- 1.3 pounds (600 grams/1 pound 5 ounces) top round
- 3 cloves garlic
- ½ cup bread crumbs
- ½ cup (6 ounces/180 grams) grated Pecorino Romano cheese
- 4 tablespoons coarsely chopped fresh parsley
- 4 tablespoons olive oil
- ½ cup dry red wine
- 28 ounces (800 grams) peeled tomatoes pureed or crushed
- Salt and black pepper
- Have your butcher cut the top round beef into thin slices.
- Use a meat mallet to pound the steaks between two sheets of baking paper. Begin in the middle and pound towards the sides. If the slices are particularly large, they can be cut in half. I found that this quantity of beef gave me 4 good-sized steaks which can be cut into 8 smaller pieces if desired.
- Combine the bread crumbs, pecorino cheese, parsley, and 1 chopped garlic clove in a small bowl and season with salt and black pepper.

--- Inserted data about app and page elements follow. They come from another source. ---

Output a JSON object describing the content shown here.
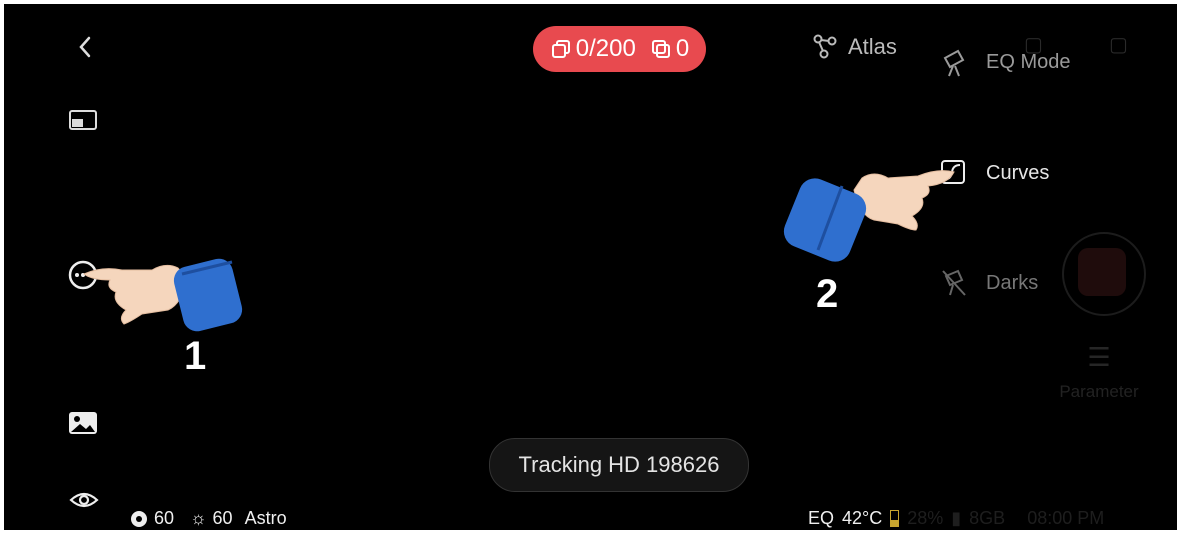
{
  "topbar": {
    "counter_frames": "0/200",
    "counter_stacked": "0",
    "atlas_label": "Atlas"
  },
  "menu": {
    "eq_mode": "EQ Mode",
    "curves": "Curves",
    "darks": "Darks"
  },
  "parameter_label": "Parameter",
  "tracking_label": "Tracking HD 198626",
  "bottom_left": {
    "gain": "60",
    "exposure": "60",
    "mode": "Astro"
  },
  "bottom_right": {
    "mount": "EQ",
    "temperature": "42°C",
    "battery": "28%",
    "storage": "8GB",
    "time": "08:00 PM"
  },
  "annotations": {
    "step1": "1",
    "step2": "2"
  },
  "colors": {
    "background": "#000000",
    "counter_pill": "#e84a4f",
    "hand_sleeve": "#2f6fcf",
    "hand_skin": "#f5d6bd"
  }
}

- Lay out the pounded steaks on the work surface. Season with salt and pepper then divide the filling mixture evenly amongst the steaks.
- Roll up, folding the sides in as you go. Secure with cooking twine.
- Heat the olive oil in a large frypan over medium-high heat. Cook the beef rolls for 3-4 minutes, turning, until browned all over.
- Add the remaining garlic and when you can smell the garlic beginning to cook, pour in the red wine and let the wine come to a boil.
- Then add the tomato puree, salt, and pepper and bring to a boil, spoon the sauce over the braciole, then lower the heat to a gentle simmer. Place the lid on and let it simmer gently for 1½ – 2 hours or until the meat is tender. Keep an eye on the sauce so that it doesn’t cook at a high simmer and add a little water if the sauce evaporates excessively.
- Halfway through the cooking, turn the braciole over and continue cooking.
- If you’ve made large braciole, slice thickly then serve with the tomato sauce and crusty bread. The sauce can also be stirred through pasta to be served alongside the braciole.
- I like top round steak, but you can try rump, skirt, or flank steak
- Ask your butcher to cut the beef into thin slices for you.
- Gently pound the steaks between to sheets of parchment paper or plastic to make even thinner and more tender.
- Use cooking twine or wooden toothpicks to secure the rolled steak.
Nutritional Estimate Per Serving
Nutritional information is an estimate provided by an online nutrition calculator. For accurate results, it is recommended that the nutritional information be calculated based on the ingredients and brands you use.